He adds that counterinsurgency campaigns also benefit from being allied to a strong and popular local government. Almost by definition, a leader who relies on external occupying troops for his power will be seen as a foreign puppet and will be compromised in the eyes of his people.

The inference? The US should get out.

| Posted by Gary Sauer-Thompson at 2:22 PM | | Comments (6)
Comments

Comments

"...Afghans, it seems, know the difference between genuine apologies and bribes, true commitment and false promises, generosity and self-interest. And since the whole point of COIN is to gain the hearts and minds of "the population," those angry Afghans are a bad omen for the US military and President Obama..."

After being screwed over for so long, the Afghan people have good reason to second-guess the motivation of their "benefactors"

More here: www.thenation.com/article/36948/counterinsurgency-down-count-afghanistan

Imperial policy has long term effects, or so the evidence appears to indicate. Waging terror, violence and murder against the majority group in the population, in this case the Pashtuns, gives rise to long term revenge those thought to have supported the imperialists long after they depart,in this case the Tarigs and others.

Leaving for the foreigners is the easy part, but they should not do so without understanding the moral implications of their behavior and their responsibility to the society they have leave behind.

Since neither the United States, or perhaps Australia, can countenance International Law as the arbiter of their actions we should not expect a higher standard of behavior, and therefore we should expect that post-colonial problems that others have experience in Afghanistan. We can all rest easy with this outcome, because the Afghan people are lesser being, and what happens to them does not matter.

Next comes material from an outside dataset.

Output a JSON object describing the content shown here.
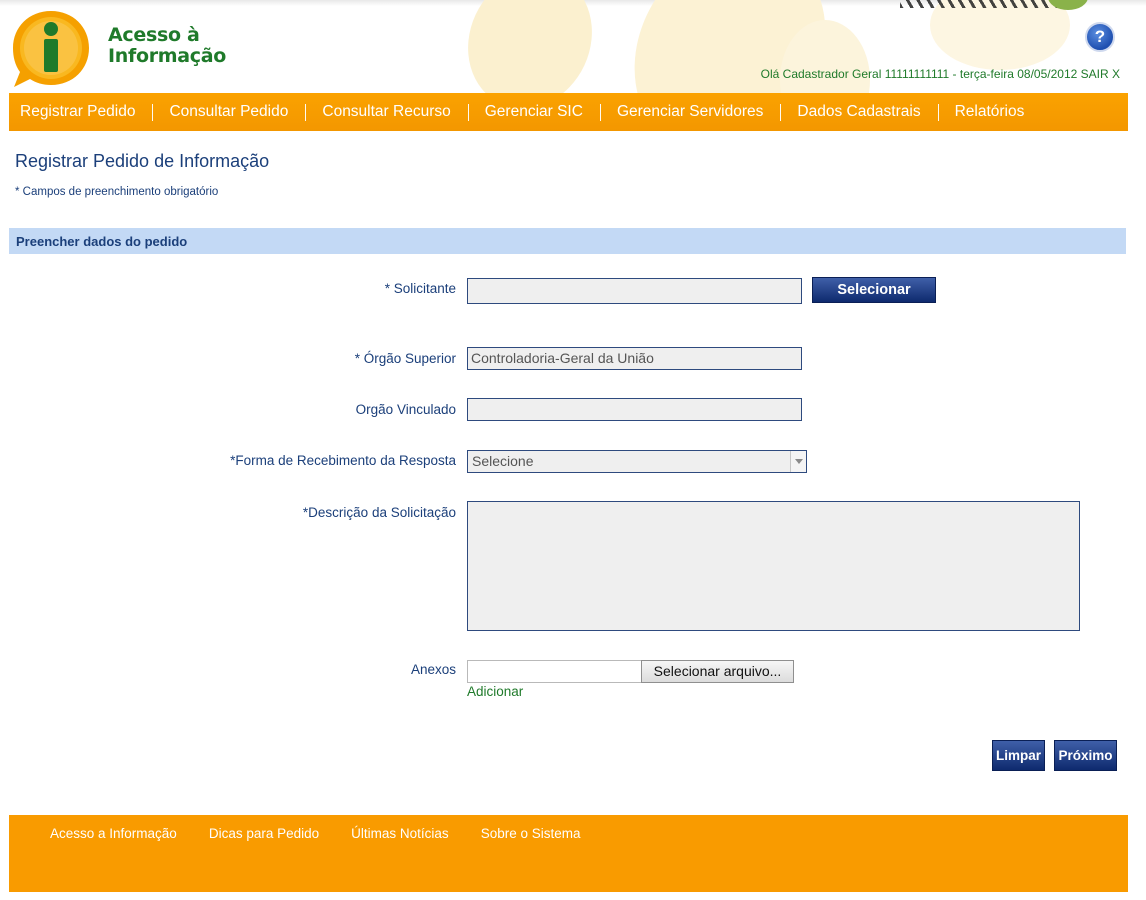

Yes precisely wmmbb. We will leave with our heads held high, confident that we behaved impeccably (I mean our motives were beyond reproach, weren't they?) and failure was therefore down to the locals, who are really their own worst enemies.

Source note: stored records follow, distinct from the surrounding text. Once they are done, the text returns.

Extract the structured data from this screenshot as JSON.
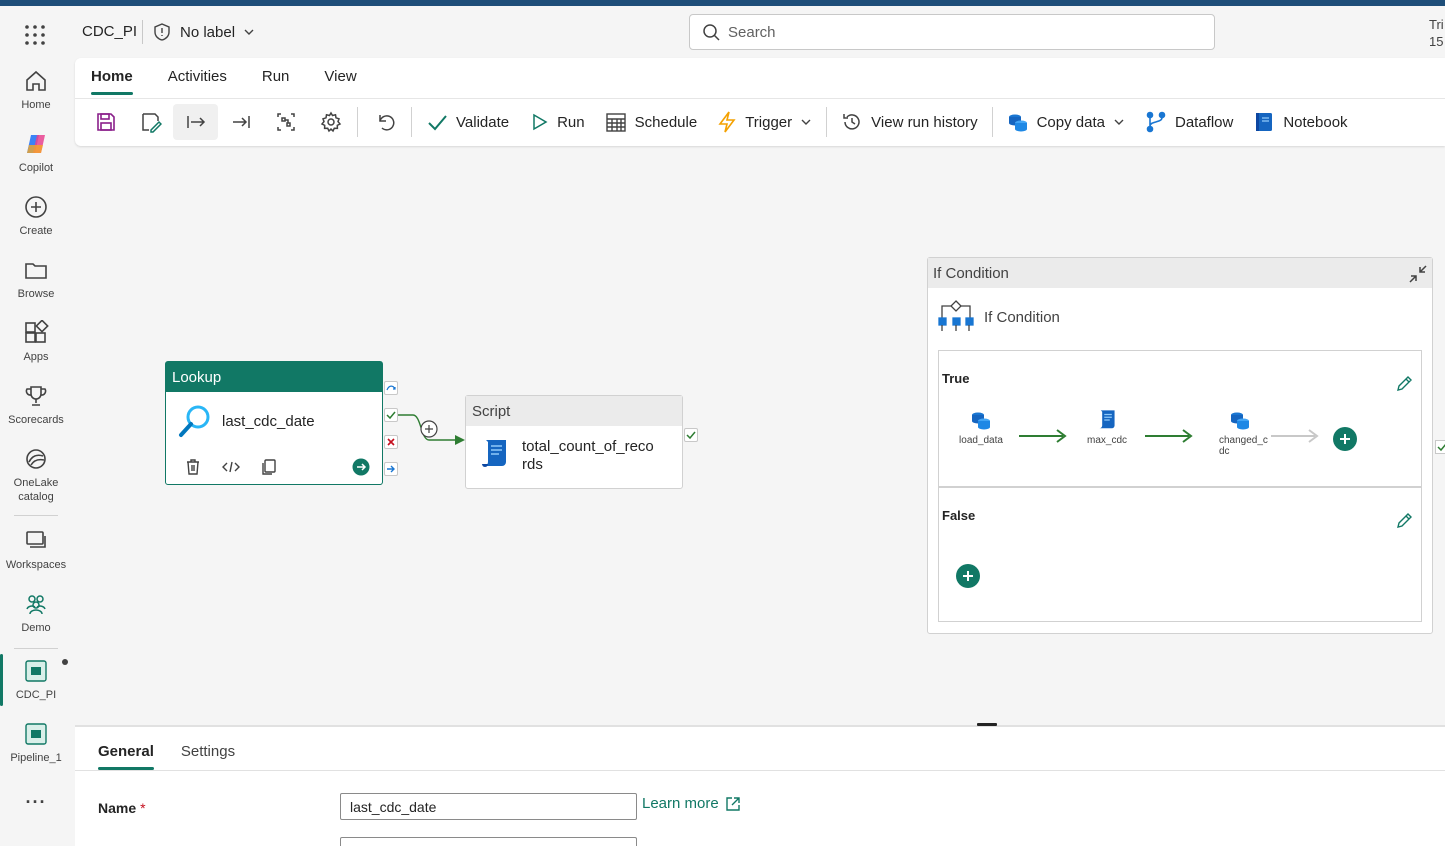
{
  "header": {
    "title": "CDC_PI",
    "label": "No label",
    "search_placeholder": "Search",
    "trial_line1": "Tri",
    "trial_line2": "15"
  },
  "rail": {
    "items": [
      {
        "label": "Home",
        "icon": "home-icon"
      },
      {
        "label": "Copilot",
        "icon": "copilot-icon"
      },
      {
        "label": "Create",
        "icon": "plus-circle-icon"
      },
      {
        "label": "Browse",
        "icon": "folder-icon"
      },
      {
        "label": "Apps",
        "icon": "apps-icon"
      },
      {
        "label": "Scorecards",
        "icon": "trophy-icon"
      },
      {
        "label": "OneLake",
        "label2": "catalog",
        "icon": "onelake-icon"
      },
      {
        "label": "Workspaces",
        "icon": "workspaces-icon"
      },
      {
        "label": "Demo",
        "icon": "demo-icon"
      },
      {
        "label": "CDC_PI",
        "icon": "pipeline-icon"
      },
      {
        "label": "Pipeline_1",
        "icon": "pipeline-icon"
      }
    ],
    "more": "···"
  },
  "ribbon": {
    "tabs": [
      "Home",
      "Activities",
      "Run",
      "View"
    ],
    "active_tab": "Home",
    "buttons": {
      "validate": "Validate",
      "run": "Run",
      "schedule": "Schedule",
      "trigger": "Trigger",
      "view_run_history": "View run history",
      "copy_data": "Copy data",
      "dataflow": "Dataflow",
      "notebook": "Notebook"
    }
  },
  "canvas": {
    "lookup": {
      "type": "Lookup",
      "name": "last_cdc_date"
    },
    "script": {
      "type": "Script",
      "name_line1": "total_count_of_reco",
      "name_line2": "rds"
    },
    "if_condition": {
      "header": "If Condition",
      "title": "If Condition",
      "true_label": "True",
      "false_label": "False",
      "true_activities": [
        {
          "name": "load_data",
          "icon": "copy-data-icon"
        },
        {
          "name": "max_cdc",
          "icon": "script-icon"
        },
        {
          "name_line1": "changed_c",
          "name_line2": "dc",
          "icon": "copy-data-icon"
        }
      ]
    }
  },
  "panel": {
    "tabs": [
      "General",
      "Settings"
    ],
    "active_tab": "General",
    "name_label": "Name",
    "required_mark": "*",
    "name_value": "last_cdc_date",
    "learn_more": "Learn more"
  },
  "colors": {
    "accent": "#117865",
    "top_strip": "#1e4e79",
    "error": "#c50f1f"
  }
}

Does anyone know if Vietnam is taught anywhere as a case study in imperial intervention? Many Australians have forgotten, or never knew, the ridiculous justifications put forward for US (and Australian) intervention and how grotesquely wrong they turned out to be. It should be part of the standard school curriculum so people can develop a more informed perspective on things like the Afghanistan exercise. But I doubt it ever will be ... Australia comes out looking pretty bad and worse, gullible, and that kind of black arm band view of history is not PC.

"...what happens to them does not matter..."

But that's not really news, is it? That self-serving attitude has been in evidence for several decades, at least.

"...Many Australians have forgotten, or never knew, the ridiculous justifications put forward for US (and Australian) intervention and how grotesquely wrong they turned out to be..."

Oh yes indeed.

I remember, last year, a young bloke at work (early 20s and quite savvy) was stunned to learn that Australian troops has fought in VN. I assume it was never covered in the Hollywood versions of the war.

And I've lost track of how many Americans I've spoken to who have no idea we had troops in SE Asia...

Okay. Here's the scoop from my daughter, currently in Yr11.

She was taught that Australia committed troops to Vietnam for two reasons... to reinforce the Alliance with the US and to stop the red tide from sweeping down through Asia and into Coffs Harbour.

plus ├ža change...